“No Bob, I don’t.”

“Why not?”

“Bob I don’t eat anything with hair on it.”

Pretty much Mayor Bob, if Mayor Bob was black. And short.

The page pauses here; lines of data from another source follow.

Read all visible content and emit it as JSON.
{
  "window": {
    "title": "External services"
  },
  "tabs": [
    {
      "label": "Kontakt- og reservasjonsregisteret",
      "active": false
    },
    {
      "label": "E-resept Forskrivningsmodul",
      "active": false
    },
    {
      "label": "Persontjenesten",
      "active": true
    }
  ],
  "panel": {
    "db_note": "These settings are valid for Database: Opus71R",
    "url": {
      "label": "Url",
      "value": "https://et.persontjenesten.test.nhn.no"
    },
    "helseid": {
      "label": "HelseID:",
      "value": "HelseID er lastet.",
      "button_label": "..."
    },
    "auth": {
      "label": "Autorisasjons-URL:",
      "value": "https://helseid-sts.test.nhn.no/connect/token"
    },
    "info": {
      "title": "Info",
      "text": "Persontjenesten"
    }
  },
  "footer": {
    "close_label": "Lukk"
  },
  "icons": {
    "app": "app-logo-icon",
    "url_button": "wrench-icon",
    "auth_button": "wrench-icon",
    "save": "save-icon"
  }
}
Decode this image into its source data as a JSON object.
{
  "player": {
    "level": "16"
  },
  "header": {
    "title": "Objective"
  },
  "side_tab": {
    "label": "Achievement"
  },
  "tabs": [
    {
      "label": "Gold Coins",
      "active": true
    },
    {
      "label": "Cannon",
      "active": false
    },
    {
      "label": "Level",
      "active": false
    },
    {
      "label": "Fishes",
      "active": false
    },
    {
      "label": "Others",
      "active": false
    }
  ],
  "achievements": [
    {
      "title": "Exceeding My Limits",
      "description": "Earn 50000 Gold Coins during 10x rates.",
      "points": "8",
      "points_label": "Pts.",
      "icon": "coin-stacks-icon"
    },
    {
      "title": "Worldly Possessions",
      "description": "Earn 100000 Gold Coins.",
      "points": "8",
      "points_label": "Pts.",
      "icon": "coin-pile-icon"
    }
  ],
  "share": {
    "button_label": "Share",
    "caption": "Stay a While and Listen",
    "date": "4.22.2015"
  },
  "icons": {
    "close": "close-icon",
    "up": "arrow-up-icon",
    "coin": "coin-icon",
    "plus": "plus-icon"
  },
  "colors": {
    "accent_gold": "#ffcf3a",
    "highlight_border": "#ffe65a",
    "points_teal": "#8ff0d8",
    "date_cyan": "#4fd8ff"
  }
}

I’d like to tell you that this is the most awkward thing I’ve ever said in church, but if you’ve known me for more than five minutes, you’d know that’s a lie.
Back to the fruit though, it’s a sensation thing. If I want a piece of fruit, I want something smooth and easy to eat. I can’t do bananas because the texture makes me gag. I’ll eat every banana Laffy Taffy you ever set in front of me though.
Kiwis are definitely worse than peaches. I’d eat a peach if someone cut it up and did the dirty work for me, but if you set a kiwi in front of me we’ll just stop talking. I won’t even say bye, I’m just going to walk away and say, “Hey Siri, delete **** from my contacts.” If you aren’t in my contacts, I’m going to find one of your friends, ask them for your number so I can apologize later, then block your number. I hate kiwi that much.
Fruits I do like? Well, apples, oranges, watermelons, grapes, melons of all kinds (heh), berries, and tomatoes, because I’m that guy that will tell you tomatoes are really fruit even though everyone knows that already and no one cares.
Also, I quick aside, I turned 33 today, and I started No-Shave November, and my birthday is technically 25 hours long* which is awesome. Just don’t get me fruit as a present. Love you guys.
*I have no idea if the math is right and I don’t care